Promotional content is the more direct sell. It is where you tell people clearly that your book is for sale and where they can buy it (this content should always include a link). You can also do promotional content that “sells” your email list, encouraging people to sign up to receive news and updates—in that case, your link would go to your website where folks can sign up for your list.
Your posting schedule
The key to effective social media marketing is consistency. If you post erratically or go long periods of time without posting anything and then dump a bunch of content at once, at best no one will actually see your content and at worst you’ll lose followers.
When your book is about to come out, it may sound appealing to post every day! On all the platforms! You have so much energy because you’re so excited about your brand new book! But this energy will definitely wear off when your other responsibilities kick in and you get buried in grading, course preparation, starting that new research project, grant applications, tenure review packets, family vacations, and home repairs. So you need to find a posting schedule that you can actually stick to.
Take a hard look at your calendar and all your various projects. Think holistically here and map it out: all your professional and personal activities that you spend your time on. Now decide what is a reasonable amount of time for you to spend each week on your book marketing—not just social media, but all of it (scheduling book events and writing book talks, maintaining your website, sending out news to your email list, blogging, pitching podcasts, researching and applying for book prizes, and, of course, social media posting). Now figure out what percentage of that overall book marketing time you can spend on social media posting. That’s the time you’re working with.

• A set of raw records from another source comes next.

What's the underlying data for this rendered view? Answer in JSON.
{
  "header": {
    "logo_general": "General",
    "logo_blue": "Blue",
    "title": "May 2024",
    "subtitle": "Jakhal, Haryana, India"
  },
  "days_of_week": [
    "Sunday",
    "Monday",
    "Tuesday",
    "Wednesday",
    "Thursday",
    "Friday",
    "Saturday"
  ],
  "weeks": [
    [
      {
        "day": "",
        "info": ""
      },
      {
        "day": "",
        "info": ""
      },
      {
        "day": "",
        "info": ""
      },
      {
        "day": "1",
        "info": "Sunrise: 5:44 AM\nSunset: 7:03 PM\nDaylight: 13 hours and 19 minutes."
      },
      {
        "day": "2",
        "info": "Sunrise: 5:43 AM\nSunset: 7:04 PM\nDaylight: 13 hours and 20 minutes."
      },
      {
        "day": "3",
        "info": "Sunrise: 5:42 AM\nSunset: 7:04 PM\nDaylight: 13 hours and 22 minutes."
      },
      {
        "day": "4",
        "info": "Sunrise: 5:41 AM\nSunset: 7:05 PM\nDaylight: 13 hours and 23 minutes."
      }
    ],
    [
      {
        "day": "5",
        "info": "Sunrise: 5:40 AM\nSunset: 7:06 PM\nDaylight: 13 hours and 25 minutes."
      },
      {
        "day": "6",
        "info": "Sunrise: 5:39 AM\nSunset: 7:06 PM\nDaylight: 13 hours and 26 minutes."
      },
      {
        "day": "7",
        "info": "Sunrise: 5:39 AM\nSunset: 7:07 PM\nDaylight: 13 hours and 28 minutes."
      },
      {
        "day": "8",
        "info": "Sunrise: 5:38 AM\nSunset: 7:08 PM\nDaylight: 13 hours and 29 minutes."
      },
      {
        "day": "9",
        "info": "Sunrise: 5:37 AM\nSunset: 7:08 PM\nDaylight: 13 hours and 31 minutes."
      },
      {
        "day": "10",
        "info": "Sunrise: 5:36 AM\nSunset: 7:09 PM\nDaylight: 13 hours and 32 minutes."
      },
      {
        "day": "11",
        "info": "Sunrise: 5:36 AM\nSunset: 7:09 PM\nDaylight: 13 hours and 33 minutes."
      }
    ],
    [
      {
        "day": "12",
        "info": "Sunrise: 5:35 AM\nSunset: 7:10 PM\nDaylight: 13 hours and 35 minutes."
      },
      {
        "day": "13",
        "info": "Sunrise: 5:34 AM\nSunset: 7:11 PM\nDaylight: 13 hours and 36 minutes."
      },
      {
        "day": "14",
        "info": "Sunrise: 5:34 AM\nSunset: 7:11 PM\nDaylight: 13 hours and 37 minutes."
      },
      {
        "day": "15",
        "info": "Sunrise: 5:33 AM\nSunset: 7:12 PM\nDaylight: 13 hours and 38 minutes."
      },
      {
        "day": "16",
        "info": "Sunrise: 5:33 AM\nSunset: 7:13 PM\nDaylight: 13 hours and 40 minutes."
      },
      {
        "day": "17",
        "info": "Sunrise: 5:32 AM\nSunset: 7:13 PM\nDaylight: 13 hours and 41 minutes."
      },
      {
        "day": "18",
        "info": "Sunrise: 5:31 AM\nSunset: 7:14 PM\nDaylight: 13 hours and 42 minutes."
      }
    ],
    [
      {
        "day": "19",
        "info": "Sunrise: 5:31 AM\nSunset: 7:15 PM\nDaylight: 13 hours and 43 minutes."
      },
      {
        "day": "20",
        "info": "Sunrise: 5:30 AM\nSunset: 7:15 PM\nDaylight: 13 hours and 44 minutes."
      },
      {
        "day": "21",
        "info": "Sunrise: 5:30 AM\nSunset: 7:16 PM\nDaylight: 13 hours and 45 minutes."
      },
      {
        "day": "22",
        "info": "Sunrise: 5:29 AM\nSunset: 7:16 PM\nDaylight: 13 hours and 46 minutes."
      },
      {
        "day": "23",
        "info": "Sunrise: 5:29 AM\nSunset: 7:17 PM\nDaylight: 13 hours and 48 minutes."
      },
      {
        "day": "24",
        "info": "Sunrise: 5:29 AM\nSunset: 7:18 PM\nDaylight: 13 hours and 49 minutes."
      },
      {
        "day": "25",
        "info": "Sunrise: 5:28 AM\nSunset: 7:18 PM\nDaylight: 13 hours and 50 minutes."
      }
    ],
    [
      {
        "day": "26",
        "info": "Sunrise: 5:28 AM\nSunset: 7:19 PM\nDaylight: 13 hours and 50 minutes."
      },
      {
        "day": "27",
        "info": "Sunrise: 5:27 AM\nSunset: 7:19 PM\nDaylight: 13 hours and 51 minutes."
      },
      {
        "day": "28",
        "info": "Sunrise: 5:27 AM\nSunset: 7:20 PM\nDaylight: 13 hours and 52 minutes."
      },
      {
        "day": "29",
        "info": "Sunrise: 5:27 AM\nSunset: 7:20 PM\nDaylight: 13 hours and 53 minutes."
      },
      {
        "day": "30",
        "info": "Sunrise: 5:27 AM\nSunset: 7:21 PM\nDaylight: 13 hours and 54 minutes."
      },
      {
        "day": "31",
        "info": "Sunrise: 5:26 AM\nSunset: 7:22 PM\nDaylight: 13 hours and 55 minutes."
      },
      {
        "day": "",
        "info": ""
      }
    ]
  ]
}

Next, plan out your social media content for the next several months. This is known as a content calendar or editorial calendar. What is the original content you’ll create? How will you find the material you’ll be re-sharing? What will your promotional content be? Schedule that content on a calendar.
You can also harness upcoming events. For example, if you have a conference next month, you’ll want to schedule social media posts leading up to it encouraging people to stop by the conference book exhibit where your book is on display, attend your panel, or come say hello at the reception. If it is November and you know your publisher is having a big holiday sale in December (many do), schedule some content emphasizing the sale and promoting your book.
Now you might be worried that spending time on your book marketing each week means you have to constantly be on social media posting content in real time. If that appeals to you, by all means go for it. But if it doesn’t, check out social media scheduling tools like CoSchedule, Hootsuite, and Buffer that let you upload a bunch of content at once and schedule when it gets posted to each platform.